(Page and application data records)
* * * *

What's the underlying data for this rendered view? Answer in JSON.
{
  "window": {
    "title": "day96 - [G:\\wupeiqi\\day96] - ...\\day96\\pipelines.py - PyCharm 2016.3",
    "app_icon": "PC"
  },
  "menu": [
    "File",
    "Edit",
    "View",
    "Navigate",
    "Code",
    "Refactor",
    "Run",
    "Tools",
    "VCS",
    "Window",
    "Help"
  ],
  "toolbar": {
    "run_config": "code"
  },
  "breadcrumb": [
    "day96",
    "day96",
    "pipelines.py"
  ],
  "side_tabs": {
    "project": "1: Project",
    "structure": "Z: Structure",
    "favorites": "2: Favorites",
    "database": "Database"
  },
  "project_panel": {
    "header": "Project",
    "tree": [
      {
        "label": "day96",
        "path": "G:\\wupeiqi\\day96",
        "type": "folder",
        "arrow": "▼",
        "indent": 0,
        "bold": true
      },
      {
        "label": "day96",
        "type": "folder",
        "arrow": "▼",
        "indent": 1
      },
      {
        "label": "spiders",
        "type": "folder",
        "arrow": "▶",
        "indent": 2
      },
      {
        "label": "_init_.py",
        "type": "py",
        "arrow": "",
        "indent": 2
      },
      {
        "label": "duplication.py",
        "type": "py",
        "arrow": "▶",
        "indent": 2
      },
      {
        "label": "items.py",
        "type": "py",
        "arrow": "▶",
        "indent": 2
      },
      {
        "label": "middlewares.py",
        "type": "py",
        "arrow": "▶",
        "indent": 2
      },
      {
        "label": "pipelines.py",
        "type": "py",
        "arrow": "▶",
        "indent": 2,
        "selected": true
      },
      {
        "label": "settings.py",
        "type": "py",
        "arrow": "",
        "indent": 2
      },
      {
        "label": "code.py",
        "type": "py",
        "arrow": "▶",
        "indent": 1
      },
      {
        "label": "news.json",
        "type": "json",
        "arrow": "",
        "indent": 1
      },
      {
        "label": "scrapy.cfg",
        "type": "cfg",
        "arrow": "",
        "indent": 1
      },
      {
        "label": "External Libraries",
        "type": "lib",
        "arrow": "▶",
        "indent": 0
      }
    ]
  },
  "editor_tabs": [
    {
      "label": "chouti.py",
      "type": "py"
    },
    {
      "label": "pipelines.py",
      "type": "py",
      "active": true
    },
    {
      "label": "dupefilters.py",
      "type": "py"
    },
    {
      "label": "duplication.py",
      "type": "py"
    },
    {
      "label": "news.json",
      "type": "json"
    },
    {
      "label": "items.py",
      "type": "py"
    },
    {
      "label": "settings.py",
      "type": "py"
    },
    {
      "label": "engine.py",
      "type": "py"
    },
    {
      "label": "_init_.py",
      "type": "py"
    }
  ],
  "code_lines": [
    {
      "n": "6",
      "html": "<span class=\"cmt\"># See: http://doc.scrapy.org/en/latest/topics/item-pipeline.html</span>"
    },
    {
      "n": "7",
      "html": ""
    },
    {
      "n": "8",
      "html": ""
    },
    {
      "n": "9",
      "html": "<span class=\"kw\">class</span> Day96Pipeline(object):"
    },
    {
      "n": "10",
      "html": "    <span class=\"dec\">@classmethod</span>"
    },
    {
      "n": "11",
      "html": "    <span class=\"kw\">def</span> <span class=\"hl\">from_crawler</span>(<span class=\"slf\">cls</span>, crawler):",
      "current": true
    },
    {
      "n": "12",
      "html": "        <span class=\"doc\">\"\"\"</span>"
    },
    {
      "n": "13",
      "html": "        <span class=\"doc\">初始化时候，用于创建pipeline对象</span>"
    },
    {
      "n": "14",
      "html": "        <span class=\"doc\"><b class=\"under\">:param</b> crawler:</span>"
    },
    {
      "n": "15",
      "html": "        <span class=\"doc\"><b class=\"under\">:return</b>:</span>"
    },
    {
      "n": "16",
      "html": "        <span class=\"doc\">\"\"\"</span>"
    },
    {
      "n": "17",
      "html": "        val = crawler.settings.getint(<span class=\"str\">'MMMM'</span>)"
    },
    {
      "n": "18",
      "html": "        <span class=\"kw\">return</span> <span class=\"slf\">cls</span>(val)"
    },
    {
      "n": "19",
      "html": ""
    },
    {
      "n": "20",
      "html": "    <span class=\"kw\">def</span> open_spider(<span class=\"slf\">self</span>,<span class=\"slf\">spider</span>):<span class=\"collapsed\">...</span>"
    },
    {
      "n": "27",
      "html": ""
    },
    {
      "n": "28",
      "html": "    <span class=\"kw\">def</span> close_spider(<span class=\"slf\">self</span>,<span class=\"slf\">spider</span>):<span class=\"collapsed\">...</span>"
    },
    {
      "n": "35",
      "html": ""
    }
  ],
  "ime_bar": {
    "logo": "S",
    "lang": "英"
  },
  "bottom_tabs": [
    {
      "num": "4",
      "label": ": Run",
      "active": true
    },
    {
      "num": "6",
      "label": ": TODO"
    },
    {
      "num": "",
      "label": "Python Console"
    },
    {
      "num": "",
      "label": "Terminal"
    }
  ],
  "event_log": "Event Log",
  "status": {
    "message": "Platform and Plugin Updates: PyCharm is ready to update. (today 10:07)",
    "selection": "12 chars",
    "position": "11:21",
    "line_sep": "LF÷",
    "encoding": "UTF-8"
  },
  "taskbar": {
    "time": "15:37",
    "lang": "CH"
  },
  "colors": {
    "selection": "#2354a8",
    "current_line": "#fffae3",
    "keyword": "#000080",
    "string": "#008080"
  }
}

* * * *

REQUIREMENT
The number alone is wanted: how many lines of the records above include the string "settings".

TASK RESULT
3